* TASK INSTRUCTIONS *
The answer should contain all of the records below, each one copied word for word.

---*---

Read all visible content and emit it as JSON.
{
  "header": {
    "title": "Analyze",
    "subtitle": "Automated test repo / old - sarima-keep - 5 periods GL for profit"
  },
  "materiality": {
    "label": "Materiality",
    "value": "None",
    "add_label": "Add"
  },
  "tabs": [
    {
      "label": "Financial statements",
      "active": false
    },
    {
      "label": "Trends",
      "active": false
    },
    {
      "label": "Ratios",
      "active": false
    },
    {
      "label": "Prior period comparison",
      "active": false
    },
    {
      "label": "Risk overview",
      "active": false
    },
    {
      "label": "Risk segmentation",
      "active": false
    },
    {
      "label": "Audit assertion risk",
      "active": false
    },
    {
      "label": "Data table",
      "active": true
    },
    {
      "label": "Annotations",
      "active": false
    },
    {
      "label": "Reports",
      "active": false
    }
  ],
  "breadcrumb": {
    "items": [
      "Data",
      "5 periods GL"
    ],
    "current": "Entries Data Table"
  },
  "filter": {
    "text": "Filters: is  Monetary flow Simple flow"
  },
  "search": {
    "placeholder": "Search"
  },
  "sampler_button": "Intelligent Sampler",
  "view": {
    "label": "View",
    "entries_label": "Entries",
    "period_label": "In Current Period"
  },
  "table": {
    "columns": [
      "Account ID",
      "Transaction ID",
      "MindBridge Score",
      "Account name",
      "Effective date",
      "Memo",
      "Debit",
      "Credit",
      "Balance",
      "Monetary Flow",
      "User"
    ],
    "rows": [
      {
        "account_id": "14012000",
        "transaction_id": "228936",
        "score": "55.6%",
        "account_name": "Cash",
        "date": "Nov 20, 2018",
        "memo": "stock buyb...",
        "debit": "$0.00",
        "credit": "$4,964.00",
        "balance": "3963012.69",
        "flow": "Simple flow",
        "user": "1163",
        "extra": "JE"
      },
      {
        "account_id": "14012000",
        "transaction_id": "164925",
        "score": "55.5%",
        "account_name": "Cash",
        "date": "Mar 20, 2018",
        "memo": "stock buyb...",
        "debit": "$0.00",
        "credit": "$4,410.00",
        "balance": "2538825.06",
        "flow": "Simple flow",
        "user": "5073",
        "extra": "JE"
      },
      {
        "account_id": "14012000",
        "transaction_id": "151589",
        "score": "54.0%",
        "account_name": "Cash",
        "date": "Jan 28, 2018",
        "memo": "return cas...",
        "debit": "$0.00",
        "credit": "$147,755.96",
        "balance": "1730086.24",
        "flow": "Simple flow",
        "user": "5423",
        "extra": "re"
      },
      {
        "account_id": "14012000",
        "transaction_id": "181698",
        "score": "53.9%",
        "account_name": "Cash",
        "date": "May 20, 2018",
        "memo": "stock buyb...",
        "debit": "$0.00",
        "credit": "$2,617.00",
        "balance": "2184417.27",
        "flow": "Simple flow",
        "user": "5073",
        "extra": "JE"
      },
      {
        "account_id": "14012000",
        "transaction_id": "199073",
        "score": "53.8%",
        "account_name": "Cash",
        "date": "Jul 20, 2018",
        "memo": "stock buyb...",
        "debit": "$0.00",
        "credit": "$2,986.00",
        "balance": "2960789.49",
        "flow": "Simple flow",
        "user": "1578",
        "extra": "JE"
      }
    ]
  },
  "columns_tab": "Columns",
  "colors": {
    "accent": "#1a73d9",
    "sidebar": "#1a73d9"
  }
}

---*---

* WORKED SOLUTION *
Read all visible content and emit it as JSON.
{
  "header": {
    "title": "Analyze",
    "subtitle": "Automated test repo / old - sarima-keep - 5 periods GL for profit"
  },
  "materiality": {
    "label": "Materiality",
    "value": "None",
    "add_label": "Add"
  },
  "tabs": [
    {
      "label": "Financial statements",
      "active": false
    },
    {
      "label": "Trends",
      "active": false
    },
    {
      "label": "Ratios",
      "active": false
    },
    {
      "label": "Prior period comparison",
      "active": false
    },
    {
      "label": "Risk overview",
      "active": false
    },
    {
      "label": "Risk segmentation",
      "active": false
    },
    {
      "label": "Audit assertion risk",
      "active": false
    },
    {
      "label": "Data table",
      "active": true
    },
    {
      "label": "Annotations",
      "active": false
    },
    {
      "label": "Reports",
      "active": false
    }
  ],
  "breadcrumb": {
    "items": [
      "Data",
      "5 periods GL"
    ],
    "current": "Entries Data Table"
  },
  "filter": {
    "text": "Filters: is  Monetary flow Simple flow"
  },
  "search": {
    "placeholder": "Search"
  },
  "sampler_button": "Intelligent Sampler",
  "view": {
    "label": "View",
    "entries_label": "Entries",
    "period_label": "In Current Period"
  },
  "table": {
    "columns": [
      "Account ID",
      "Transaction ID",
      "MindBridge Score",
      "Account name",
      "Effective date",
      "Memo",
      "Debit",
      "Credit",
      "Balance",
      "Monetary Flow",
      "User"
    ],
    "rows": [
      {
        "account_id": "14012000",
        "transaction_id": "228936",
        "score": "55.6%",
        "account_name": "Cash",
        "date": "Nov 20, 2018",
        "memo": "stock buyb...",
        "debit": "$0.00",
        "credit": "$4,964.00",
        "balance": "3963012.69",
        "flow": "Simple flow",
        "user": "1163",
        "extra": "JE"
      },
      {
        "account_id": "14012000",
        "transaction_id": "164925",
        "score": "55.5%",
        "account_name": "Cash",
        "date": "Mar 20, 2018",
        "memo": "stock buyb...",
        "debit": "$0.00",
        "credit": "$4,410.00",
        "balance": "2538825.06",
        "flow": "Simple flow",
        "user": "5073",
        "extra": "JE"
      },
      {
        "account_id": "14012000",
        "transaction_id": "151589",
        "score": "54.0%",
        "account_name": "Cash",
        "date": "Jan 28, 2018",
        "memo": "return cas...",
        "debit": "$0.00",
        "credit": "$147,755.96",
        "balance": "1730086.24",
        "flow": "Simple flow",
        "user": "5423",
        "extra": "re"
      },
      {
        "account_id": "14012000",
        "transaction_id": "181698",
        "score": "53.9%",
        "account_name": "Cash",
        "date": "May 20, 2018",
        "memo": "stock buyb...",
        "debit": "$0.00",
        "credit": "$2,617.00",
        "balance": "2184417.27",
        "flow": "Simple flow",
        "user": "5073",
        "extra": "JE"
      },
      {
        "account_id": "14012000",
        "transaction_id": "199073",
        "score": "53.8%",
        "account_name": "Cash",
        "date": "Jul 20, 2018",
        "memo": "stock buyb...",
        "debit": "$0.00",
        "credit": "$2,986.00",
        "balance": "2960789.49",
        "flow": "Simple flow",
        "user": "1578",
        "extra": "JE"
      }
    ]
  },
  "columns_tab": "Columns",
  "colors": {
    "accent": "#1a73d9",
    "sidebar": "#1a73d9"
  }
}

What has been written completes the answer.